The second annual PhD conference of The Tyndall Centre for Climate Change ‘Knowledge Gaps in Climate Change Research – how are you tackling it?’ will be held at the University of East Anglia (UEA) from 11 to 13 April 2012. Its purpose is to facilitate discussion on the knowledge gaps in climate change research, and how PhDs, the Postdocs and Professors of the future, aim to address them.

Abstracts are invited for the four paper sessions and poster sessions, which will reflect Tyndall Centre’s four new themes:

  • Land and Water
  • Cities and Coasts
  • Governance and Behaviour
  • Energy and Emissions

Professor Mike Hulme (UEA) will deliver the opening keynote address on ‘Climate change: what sort of knowledge for what sort of politics?’ Among the other confirmed speakers are Professor Bob Watson FRS (Chief Scientific Advisor to DEFRA), Dr. Xianfu Lu (adaptation specialist at the Asian Development Bank), and Richard Gledhill (Head of Climate Change and Carbon Market Services at PricewaterhouseCoopers).

Important dates:

  • 23 January 2012: Deadline for abstract submissions
  • 13 February 2012: Successful abstract applicants informed
  • 1 March 2012: Registration for attendees closes

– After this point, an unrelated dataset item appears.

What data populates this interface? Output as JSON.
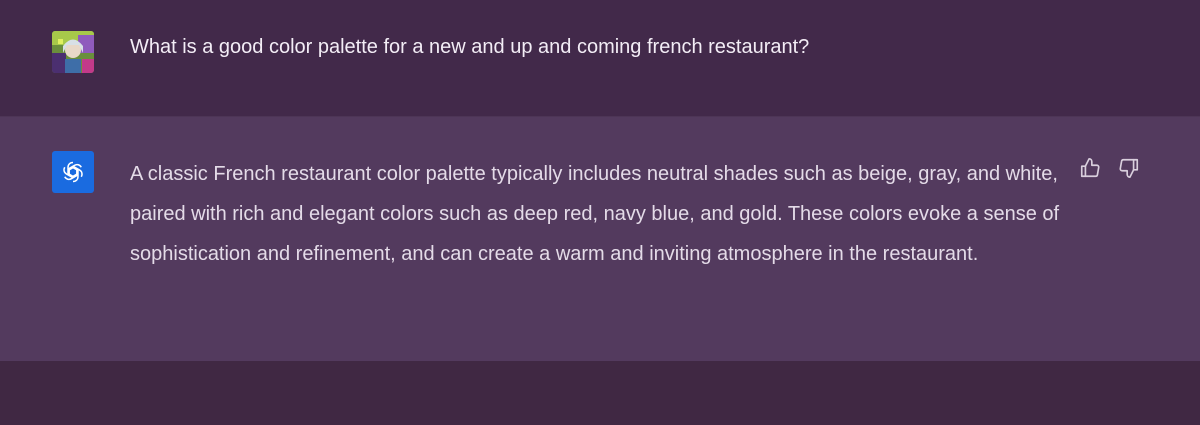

More…

The suite of Sustainable University websites: Sustainable University One-stop Shop, News and Information, Publications, Good Practice, Micro-blog (Twitter)

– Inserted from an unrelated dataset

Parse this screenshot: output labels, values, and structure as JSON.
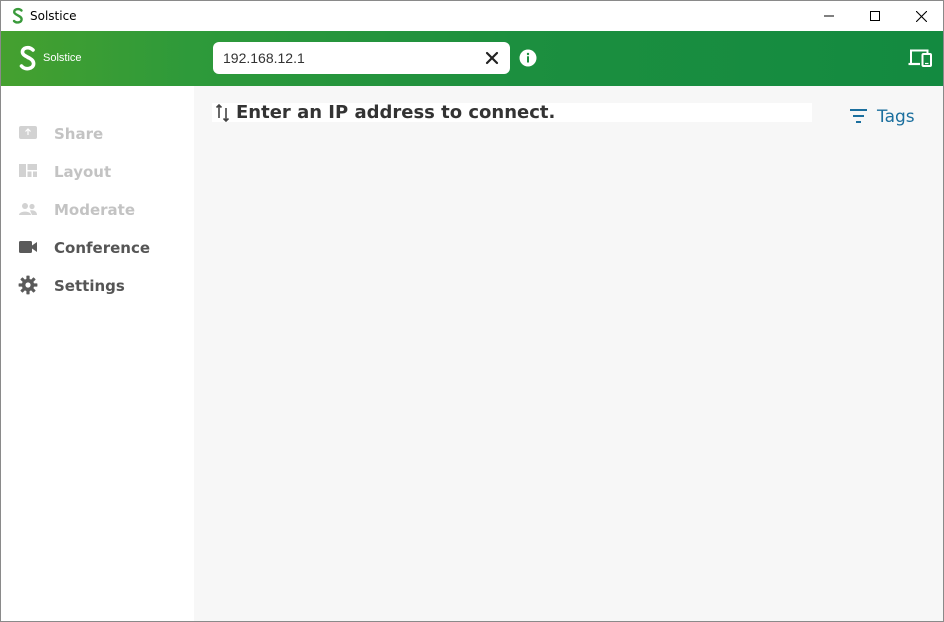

Manchester researchers win award for sustainable chemical engineering

Two academics from the School of Chemical Engineering and Analytical Science at the University of Manchester are the recipients of the 2011 IChemE Innovation and Excellence Award for Bioprocessing. Dr Constantinos Theodoropoulos and Professor Colin Webb received this award for their work on ’Sustainable biorefineries through the co-production of fuels and chemicals: The biochemical production of succinic acid from biorefinery glycerol.’

Photograph: University of Manchester

More…